Data excerpts Start Marker

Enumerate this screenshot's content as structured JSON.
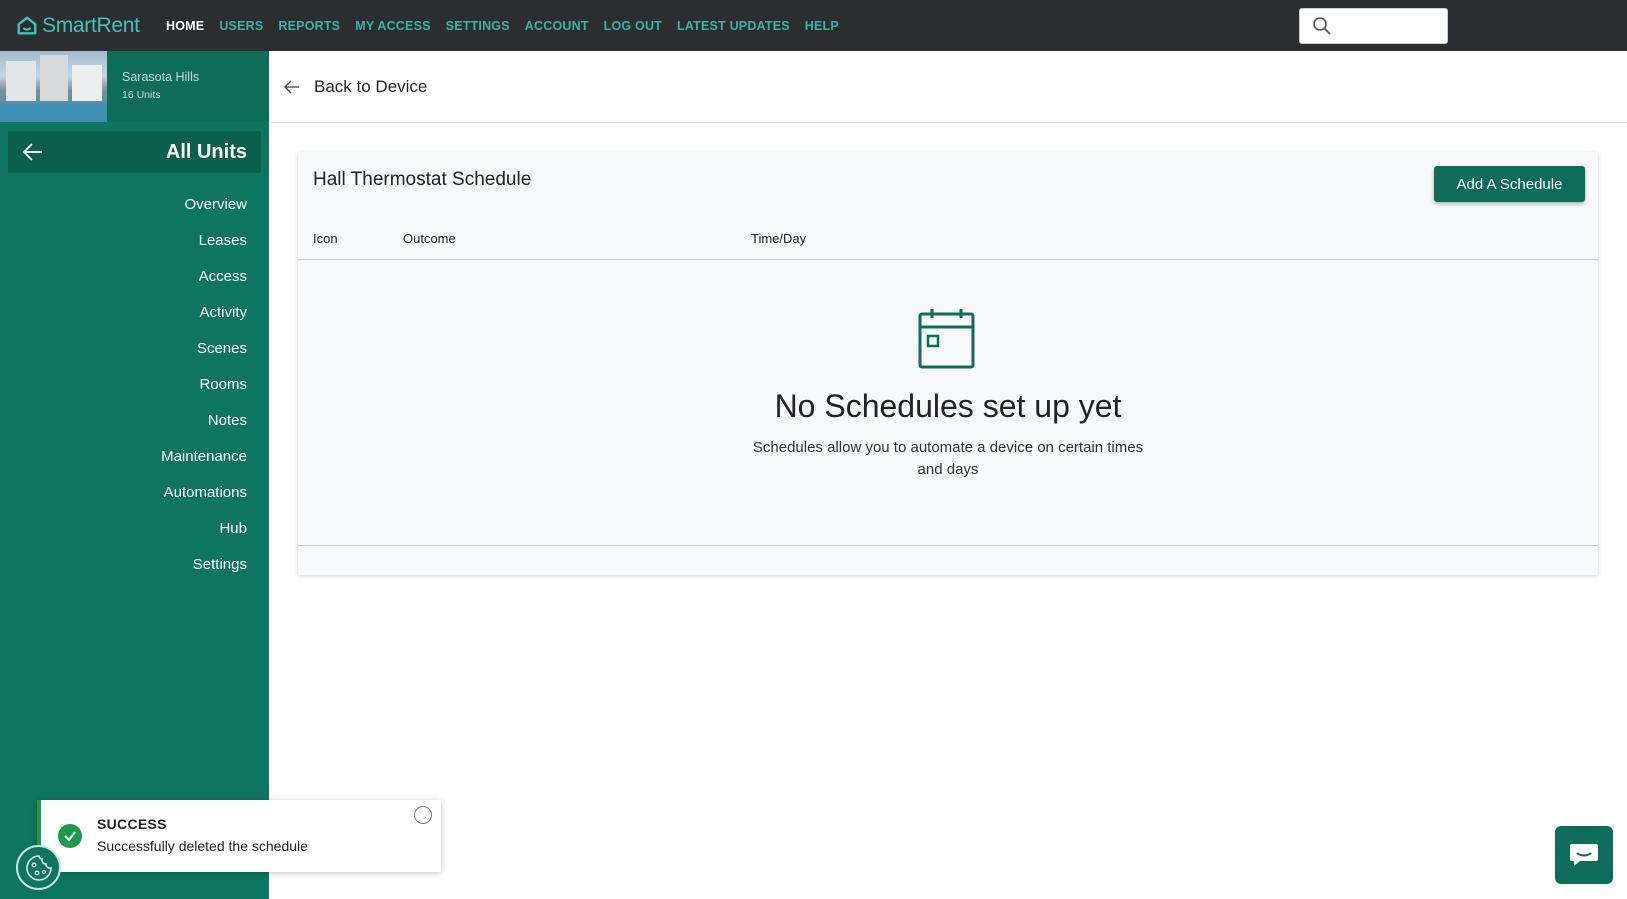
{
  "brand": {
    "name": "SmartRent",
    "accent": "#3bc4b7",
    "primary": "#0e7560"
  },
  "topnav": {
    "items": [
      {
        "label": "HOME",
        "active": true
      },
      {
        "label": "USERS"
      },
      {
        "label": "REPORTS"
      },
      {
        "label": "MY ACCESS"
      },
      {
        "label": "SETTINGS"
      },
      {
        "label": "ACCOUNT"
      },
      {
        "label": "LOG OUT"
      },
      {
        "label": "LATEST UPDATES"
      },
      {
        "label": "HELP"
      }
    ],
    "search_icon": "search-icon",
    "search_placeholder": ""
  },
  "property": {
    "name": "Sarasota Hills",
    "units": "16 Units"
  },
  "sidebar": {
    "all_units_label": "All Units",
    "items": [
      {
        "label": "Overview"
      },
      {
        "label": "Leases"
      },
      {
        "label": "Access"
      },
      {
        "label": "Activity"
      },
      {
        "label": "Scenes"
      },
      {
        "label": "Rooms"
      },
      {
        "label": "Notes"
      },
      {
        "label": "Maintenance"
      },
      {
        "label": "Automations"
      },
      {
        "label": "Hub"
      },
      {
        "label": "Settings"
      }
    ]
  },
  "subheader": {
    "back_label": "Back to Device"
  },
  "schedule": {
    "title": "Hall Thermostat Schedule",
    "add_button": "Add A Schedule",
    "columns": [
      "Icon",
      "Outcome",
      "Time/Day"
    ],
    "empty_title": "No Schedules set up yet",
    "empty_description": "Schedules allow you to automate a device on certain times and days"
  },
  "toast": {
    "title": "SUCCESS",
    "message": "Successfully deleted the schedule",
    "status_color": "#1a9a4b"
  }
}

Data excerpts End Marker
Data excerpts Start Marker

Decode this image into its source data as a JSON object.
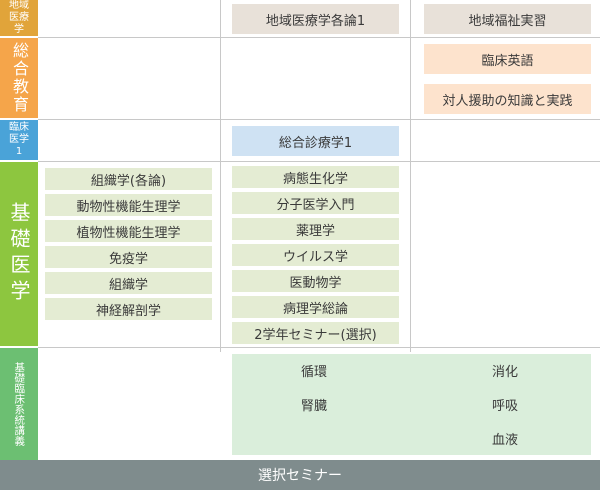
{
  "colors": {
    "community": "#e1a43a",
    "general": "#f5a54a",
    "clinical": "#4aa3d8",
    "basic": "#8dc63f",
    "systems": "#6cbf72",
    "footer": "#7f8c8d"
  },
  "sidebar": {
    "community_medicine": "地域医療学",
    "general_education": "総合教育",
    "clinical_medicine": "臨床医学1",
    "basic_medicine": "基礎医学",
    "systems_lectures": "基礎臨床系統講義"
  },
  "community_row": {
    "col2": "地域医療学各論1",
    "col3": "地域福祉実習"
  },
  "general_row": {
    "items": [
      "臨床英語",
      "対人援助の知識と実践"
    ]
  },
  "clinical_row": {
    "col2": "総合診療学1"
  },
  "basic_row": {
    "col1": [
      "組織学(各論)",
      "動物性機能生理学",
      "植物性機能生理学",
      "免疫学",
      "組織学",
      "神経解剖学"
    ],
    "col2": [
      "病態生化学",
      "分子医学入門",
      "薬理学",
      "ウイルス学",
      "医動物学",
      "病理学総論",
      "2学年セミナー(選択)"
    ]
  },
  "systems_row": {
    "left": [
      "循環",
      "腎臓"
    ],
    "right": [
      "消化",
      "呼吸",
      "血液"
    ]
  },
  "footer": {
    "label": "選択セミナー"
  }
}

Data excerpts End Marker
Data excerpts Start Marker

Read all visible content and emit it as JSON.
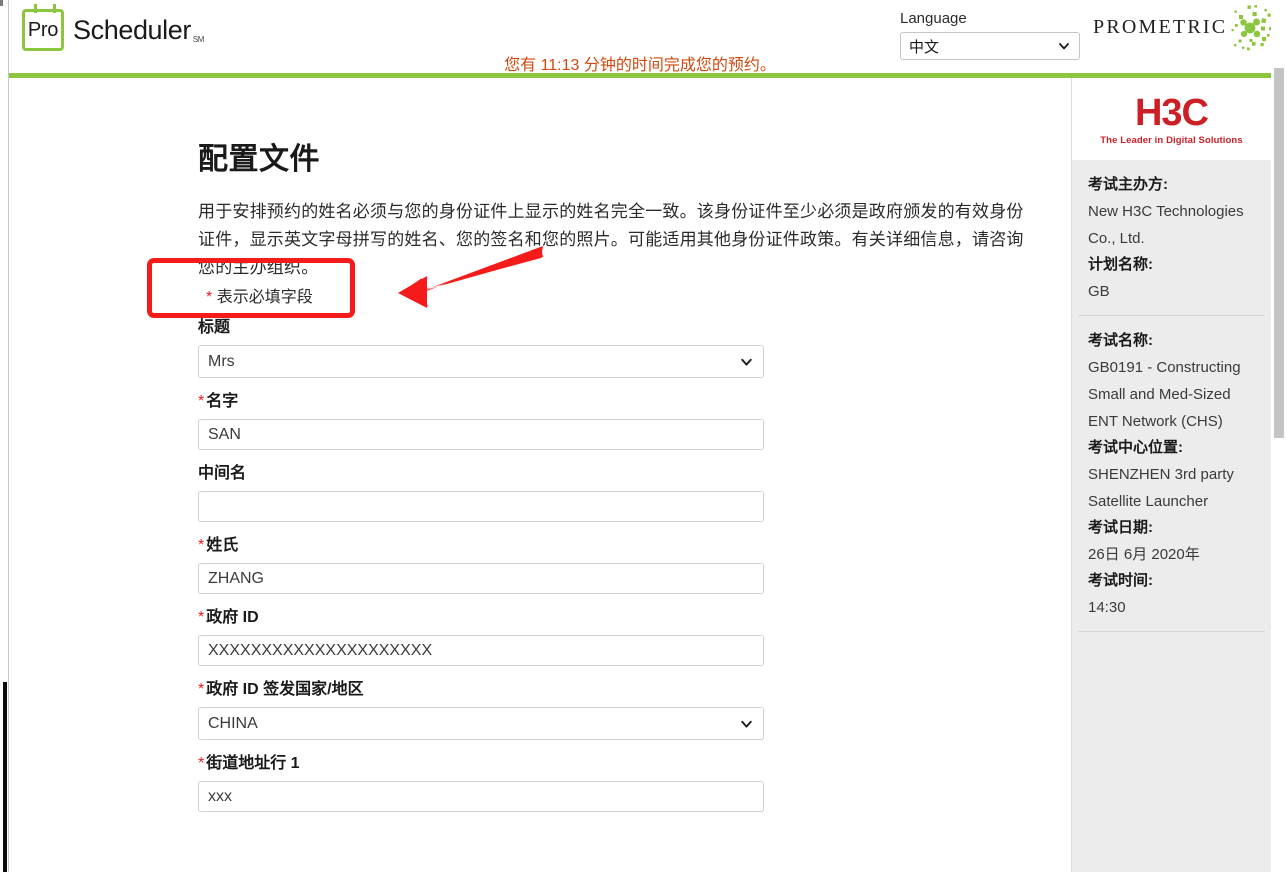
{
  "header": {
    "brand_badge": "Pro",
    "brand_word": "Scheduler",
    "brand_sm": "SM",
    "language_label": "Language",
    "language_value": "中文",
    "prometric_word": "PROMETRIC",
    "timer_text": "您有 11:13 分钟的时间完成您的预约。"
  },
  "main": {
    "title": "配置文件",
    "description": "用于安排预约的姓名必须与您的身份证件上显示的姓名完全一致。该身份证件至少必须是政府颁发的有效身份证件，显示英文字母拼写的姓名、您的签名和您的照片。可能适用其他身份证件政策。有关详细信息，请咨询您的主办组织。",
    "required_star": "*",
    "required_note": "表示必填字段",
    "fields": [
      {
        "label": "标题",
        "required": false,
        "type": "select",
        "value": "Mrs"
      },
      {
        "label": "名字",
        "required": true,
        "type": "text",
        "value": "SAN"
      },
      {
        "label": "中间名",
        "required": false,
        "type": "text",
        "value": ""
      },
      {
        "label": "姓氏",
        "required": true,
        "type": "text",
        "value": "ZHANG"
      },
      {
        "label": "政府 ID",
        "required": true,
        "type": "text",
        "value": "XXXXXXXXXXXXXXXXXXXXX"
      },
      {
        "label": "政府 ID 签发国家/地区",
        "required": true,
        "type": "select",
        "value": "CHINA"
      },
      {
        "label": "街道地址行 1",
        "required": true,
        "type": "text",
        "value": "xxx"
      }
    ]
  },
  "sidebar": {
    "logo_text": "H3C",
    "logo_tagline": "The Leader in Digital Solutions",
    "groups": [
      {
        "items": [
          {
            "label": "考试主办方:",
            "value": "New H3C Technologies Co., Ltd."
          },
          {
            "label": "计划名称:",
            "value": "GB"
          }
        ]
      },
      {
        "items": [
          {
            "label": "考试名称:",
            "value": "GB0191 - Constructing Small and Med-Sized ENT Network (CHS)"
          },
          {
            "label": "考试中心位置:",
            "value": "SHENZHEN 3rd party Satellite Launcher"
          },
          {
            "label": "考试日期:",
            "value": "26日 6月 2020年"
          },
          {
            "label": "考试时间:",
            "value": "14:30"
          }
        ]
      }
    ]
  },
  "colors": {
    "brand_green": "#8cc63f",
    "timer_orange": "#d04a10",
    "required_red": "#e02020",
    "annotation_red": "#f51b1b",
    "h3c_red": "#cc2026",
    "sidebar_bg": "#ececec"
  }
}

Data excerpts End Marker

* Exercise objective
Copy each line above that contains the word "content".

* Task output
Enumerate this screenshot's content as structured JSON.
Read all visible content and emit it as JSON.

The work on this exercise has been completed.